“CCUS is far from a developed process,” Godby said. “So far it has not been shown to be commercially viable on a coal-fired power plant.”

Injecting CO2 to produce oil could produce revenue that helps cover the expense of a carbon capture retrofit, Godby said. But CO2 and oil are subject to volatile commodity markets, and there’s no way to forecast the added value of enhanced oil recovery over a long period of time. 

Plus, the coal units at Dave Johnston, for example, are more than 50 years old. The Dave Johnston plant was built in 1959 with coal-burning units added through 1972. PacifiCorp, which owns and operates the plant, plans to decommission all four units in 2027, replacing the power with wind and solar energy, according the utility’s most recent plan.

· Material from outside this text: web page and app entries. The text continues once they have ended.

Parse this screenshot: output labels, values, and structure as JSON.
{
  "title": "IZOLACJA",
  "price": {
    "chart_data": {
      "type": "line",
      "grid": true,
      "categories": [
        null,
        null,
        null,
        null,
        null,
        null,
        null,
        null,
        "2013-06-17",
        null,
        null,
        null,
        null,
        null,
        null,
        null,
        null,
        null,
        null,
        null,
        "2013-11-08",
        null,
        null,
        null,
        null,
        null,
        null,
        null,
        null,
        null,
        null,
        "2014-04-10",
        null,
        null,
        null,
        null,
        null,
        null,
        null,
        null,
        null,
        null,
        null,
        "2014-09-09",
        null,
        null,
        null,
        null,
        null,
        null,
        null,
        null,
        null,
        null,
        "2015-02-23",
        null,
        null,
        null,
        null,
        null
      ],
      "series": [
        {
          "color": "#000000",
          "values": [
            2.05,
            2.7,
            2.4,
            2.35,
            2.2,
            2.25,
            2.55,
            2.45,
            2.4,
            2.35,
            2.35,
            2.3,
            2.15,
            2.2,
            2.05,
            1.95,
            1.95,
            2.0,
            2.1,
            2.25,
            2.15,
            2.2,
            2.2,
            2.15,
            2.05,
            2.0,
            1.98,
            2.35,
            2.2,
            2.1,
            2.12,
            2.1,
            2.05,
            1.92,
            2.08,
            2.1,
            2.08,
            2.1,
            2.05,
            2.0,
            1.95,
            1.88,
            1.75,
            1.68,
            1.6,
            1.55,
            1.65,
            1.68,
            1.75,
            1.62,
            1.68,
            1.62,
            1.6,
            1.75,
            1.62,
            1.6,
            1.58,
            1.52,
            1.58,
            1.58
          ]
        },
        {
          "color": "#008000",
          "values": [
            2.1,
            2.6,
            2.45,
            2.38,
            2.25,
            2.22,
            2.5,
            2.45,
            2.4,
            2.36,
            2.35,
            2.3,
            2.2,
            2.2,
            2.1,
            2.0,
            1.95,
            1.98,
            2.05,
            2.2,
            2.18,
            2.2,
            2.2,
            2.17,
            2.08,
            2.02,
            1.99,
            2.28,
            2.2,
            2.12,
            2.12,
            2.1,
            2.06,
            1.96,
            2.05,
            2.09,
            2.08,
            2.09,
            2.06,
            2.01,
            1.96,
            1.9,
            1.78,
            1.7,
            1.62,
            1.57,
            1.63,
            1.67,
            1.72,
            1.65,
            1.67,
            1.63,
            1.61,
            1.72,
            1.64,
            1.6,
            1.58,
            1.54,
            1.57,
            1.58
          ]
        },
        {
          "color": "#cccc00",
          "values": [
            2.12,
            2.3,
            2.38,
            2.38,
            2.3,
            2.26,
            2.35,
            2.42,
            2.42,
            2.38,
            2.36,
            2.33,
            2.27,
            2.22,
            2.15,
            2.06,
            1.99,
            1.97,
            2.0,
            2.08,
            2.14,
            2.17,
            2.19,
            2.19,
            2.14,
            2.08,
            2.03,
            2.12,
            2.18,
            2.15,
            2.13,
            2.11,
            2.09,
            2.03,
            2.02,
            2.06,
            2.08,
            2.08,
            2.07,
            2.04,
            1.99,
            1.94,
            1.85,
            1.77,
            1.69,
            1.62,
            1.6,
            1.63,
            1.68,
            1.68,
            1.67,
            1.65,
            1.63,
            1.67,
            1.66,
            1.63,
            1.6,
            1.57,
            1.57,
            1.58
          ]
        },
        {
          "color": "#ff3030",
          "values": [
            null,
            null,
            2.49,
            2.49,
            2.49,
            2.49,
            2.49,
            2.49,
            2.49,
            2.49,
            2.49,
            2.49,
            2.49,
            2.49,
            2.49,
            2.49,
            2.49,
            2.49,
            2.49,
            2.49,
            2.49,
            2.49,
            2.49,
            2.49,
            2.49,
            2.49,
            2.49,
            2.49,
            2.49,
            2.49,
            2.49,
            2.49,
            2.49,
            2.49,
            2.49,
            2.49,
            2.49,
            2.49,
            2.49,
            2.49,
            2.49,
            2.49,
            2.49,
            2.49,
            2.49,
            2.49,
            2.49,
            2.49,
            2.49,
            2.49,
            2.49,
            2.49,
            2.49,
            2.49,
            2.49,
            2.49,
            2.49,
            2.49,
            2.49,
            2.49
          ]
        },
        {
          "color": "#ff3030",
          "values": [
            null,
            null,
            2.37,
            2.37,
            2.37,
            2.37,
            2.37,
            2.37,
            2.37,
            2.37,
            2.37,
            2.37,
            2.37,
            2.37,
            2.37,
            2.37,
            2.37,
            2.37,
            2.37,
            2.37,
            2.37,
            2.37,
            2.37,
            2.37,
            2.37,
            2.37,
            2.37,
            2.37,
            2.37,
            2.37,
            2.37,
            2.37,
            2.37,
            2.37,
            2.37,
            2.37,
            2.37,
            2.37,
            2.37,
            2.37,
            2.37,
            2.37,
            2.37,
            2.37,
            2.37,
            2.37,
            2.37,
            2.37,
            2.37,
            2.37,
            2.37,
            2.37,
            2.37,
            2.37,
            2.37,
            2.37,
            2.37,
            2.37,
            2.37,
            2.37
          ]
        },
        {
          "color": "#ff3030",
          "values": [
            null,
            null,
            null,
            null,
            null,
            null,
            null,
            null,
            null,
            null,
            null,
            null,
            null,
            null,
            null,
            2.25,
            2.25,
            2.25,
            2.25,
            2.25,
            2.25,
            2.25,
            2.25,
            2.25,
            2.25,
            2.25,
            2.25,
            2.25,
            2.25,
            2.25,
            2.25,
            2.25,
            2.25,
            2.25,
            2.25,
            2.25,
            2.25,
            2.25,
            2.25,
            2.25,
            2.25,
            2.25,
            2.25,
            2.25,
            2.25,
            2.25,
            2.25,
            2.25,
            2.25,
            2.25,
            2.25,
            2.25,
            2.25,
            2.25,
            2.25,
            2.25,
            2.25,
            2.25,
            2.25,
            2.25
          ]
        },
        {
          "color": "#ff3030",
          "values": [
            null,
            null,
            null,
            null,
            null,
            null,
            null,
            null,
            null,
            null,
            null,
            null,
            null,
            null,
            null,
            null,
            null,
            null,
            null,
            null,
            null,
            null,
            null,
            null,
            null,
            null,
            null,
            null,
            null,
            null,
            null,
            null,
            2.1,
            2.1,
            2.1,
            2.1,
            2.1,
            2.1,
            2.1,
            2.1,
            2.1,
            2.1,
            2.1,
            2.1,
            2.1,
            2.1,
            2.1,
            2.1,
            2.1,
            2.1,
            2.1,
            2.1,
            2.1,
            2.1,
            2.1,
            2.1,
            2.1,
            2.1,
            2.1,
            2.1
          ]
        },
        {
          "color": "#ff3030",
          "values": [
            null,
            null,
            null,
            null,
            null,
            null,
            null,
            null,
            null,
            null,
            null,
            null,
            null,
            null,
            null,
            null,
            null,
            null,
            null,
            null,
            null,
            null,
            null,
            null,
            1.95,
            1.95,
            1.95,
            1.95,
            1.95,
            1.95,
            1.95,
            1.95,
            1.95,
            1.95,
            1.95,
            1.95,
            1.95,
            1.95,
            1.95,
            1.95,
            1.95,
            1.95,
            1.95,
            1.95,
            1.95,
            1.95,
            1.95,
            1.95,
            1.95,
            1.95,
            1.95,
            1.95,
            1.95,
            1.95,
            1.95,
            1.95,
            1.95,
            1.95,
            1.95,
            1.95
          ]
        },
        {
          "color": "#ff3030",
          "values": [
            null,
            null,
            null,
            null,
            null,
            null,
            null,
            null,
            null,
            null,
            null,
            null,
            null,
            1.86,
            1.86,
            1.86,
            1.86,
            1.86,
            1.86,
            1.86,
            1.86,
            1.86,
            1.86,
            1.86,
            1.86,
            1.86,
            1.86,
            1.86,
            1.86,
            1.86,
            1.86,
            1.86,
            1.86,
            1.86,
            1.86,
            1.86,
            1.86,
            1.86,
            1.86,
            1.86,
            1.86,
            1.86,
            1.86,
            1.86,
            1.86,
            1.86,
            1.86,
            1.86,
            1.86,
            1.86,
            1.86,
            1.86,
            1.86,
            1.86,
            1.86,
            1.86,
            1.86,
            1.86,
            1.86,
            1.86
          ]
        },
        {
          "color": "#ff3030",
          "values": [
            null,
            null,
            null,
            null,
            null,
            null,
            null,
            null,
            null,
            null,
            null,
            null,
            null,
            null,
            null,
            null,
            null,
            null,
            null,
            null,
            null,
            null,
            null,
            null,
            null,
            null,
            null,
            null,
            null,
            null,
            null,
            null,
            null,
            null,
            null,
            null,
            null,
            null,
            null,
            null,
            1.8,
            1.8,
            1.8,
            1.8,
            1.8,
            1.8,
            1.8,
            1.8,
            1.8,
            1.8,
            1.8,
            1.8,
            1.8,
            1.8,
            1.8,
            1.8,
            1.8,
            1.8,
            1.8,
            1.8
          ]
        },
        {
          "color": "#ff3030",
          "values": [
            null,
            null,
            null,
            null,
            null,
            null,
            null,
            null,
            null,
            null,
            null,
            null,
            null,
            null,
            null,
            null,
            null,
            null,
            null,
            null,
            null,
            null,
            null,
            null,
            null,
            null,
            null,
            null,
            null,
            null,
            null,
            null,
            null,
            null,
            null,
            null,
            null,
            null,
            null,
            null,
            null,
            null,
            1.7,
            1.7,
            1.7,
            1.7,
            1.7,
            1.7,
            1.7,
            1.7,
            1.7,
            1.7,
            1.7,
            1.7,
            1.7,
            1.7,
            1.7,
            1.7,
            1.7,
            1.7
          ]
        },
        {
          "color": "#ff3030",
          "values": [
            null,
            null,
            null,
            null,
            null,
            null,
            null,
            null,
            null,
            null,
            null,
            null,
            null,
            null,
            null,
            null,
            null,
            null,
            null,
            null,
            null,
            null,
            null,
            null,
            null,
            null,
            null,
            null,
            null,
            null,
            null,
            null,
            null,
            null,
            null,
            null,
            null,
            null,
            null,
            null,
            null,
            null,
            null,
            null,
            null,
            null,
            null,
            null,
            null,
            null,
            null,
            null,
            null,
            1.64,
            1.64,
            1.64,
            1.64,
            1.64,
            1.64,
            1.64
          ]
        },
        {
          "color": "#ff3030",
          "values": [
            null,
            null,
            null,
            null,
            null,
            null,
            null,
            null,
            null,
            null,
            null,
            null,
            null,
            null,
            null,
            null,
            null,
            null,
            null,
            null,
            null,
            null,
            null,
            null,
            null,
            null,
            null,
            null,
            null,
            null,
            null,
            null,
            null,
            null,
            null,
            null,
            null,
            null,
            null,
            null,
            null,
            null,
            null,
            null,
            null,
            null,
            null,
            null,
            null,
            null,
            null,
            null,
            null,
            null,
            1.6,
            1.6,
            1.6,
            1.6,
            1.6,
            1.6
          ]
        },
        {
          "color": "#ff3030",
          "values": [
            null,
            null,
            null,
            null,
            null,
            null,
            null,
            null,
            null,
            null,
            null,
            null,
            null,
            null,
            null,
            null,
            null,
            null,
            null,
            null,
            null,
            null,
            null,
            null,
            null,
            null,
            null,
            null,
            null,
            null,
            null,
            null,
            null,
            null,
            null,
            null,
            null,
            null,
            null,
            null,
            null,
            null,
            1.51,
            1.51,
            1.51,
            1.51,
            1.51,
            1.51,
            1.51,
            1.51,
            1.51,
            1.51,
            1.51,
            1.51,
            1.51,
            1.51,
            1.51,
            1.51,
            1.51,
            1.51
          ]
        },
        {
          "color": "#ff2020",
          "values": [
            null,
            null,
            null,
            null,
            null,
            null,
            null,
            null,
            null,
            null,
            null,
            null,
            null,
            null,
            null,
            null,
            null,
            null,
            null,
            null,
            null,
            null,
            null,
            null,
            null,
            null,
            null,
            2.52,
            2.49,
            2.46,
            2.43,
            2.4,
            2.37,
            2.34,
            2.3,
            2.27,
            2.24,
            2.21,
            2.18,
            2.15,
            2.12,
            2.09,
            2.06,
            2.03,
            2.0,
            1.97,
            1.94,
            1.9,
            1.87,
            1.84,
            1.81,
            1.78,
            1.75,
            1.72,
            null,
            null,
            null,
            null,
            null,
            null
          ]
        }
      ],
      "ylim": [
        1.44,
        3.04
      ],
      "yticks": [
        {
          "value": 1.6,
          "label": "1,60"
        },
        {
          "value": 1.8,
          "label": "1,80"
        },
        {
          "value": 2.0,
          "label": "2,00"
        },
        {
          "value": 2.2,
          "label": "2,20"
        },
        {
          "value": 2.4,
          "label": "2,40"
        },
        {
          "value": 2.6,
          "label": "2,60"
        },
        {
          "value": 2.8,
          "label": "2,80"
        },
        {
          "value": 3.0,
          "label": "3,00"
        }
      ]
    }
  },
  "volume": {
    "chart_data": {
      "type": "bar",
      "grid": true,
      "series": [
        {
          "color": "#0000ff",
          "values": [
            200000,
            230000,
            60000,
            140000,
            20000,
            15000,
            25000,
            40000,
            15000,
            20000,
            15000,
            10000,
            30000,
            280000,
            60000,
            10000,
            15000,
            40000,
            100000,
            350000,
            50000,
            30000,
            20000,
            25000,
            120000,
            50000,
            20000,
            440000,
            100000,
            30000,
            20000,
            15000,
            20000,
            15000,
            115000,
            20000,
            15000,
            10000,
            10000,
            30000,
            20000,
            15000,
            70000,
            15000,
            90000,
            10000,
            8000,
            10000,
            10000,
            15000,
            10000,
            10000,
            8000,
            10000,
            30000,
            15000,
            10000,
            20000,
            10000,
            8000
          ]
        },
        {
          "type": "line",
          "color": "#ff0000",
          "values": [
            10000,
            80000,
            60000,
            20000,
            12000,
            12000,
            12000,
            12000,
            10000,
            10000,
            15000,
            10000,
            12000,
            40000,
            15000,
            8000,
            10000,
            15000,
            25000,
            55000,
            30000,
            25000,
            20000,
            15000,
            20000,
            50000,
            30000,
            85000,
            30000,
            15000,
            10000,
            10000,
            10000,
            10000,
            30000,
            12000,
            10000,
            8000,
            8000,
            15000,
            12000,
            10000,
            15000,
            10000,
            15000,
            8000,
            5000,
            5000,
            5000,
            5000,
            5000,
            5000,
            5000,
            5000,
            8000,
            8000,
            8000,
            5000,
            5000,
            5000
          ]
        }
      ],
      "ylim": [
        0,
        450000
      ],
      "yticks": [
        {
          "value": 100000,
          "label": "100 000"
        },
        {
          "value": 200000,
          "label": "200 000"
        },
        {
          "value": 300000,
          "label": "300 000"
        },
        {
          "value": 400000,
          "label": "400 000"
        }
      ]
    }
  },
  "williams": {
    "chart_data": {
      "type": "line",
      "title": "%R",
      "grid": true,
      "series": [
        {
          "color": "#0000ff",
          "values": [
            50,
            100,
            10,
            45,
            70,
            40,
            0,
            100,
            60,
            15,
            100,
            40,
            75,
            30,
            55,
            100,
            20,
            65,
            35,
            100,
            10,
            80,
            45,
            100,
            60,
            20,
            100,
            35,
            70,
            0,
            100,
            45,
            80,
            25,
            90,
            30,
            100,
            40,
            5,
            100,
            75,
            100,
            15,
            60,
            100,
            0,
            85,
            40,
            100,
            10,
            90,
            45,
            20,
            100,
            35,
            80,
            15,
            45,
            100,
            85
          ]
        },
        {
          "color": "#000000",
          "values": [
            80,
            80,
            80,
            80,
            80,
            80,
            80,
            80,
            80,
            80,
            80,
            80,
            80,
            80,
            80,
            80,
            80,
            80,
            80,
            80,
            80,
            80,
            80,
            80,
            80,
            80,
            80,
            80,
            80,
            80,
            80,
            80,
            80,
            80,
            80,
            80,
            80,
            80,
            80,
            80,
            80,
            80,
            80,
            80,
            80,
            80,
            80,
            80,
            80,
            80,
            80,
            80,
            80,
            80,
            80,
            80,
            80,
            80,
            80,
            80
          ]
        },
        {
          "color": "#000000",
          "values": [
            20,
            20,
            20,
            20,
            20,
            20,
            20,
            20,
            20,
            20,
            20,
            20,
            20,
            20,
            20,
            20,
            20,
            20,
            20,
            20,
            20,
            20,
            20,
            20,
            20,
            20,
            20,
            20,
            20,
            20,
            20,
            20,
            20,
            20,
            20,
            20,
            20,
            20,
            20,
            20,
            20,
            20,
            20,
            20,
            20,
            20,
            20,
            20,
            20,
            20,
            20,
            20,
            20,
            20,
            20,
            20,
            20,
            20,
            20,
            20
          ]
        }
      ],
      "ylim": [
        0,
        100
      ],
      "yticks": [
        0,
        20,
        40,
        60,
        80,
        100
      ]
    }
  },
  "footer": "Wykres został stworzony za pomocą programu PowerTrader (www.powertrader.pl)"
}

A CCUS retrofit of one or more coal units at the Dave Johnston plant “would effectively mean rebuilding them” and risking operational difficulties, Godby said. Adding carbon capture to coal plants also reduces their electrical generation capacity and requires more water consumption.

“There are significant risks to the forced implementation of CCUS,” Godby said. “I don’t see how you can hold ratepayers harmless given the current estimates of the cost of conversion and operation.”

By force

Former Goshen County Commissioner Wally Wolski, who lobbies on behalf of Glenrock Energy, noted that analysis by the Wyoming Enhanced Oil Recovery Institute suggests a robust CO2 enhanced oil recovery industry could generate $2.7 billion. That would provide “huge financial benefits for the development of stranded low-carbon oil in mature fields and legacy wells,” he said.

The Wyoming Public Service Commission, which regulates electric utilities, doesn’t currently account for the costs or benefits of enhanced oil recovery in its regulatory decision making. But it would under SF 142, Wolski said, and the state should empower its agencies to help bring coal carbon capture to fruition.

Big electricity producers remain reluctant to embrace the potential of extending the life of coal-fired power plants via CCUS, according to Scott. That’s why SF 142 takes a more aggressive approach than past legislation.

“I asked [a PacifiCorp official] twice, very bluntly; ‘What are your suggestions to make it more palatable,’” Scott said. “And the basic response was, ‘Don’t do it.’ So I’ve had to write the bill on the assumption that the utility is not particularly favorable to it, and you have to stop the things they might do to stall a project.”

This article was originally published by WyoFile and is republished here with permission. WyoFile is an independent nonprofit news organization focused on Wyoming people, places and policy.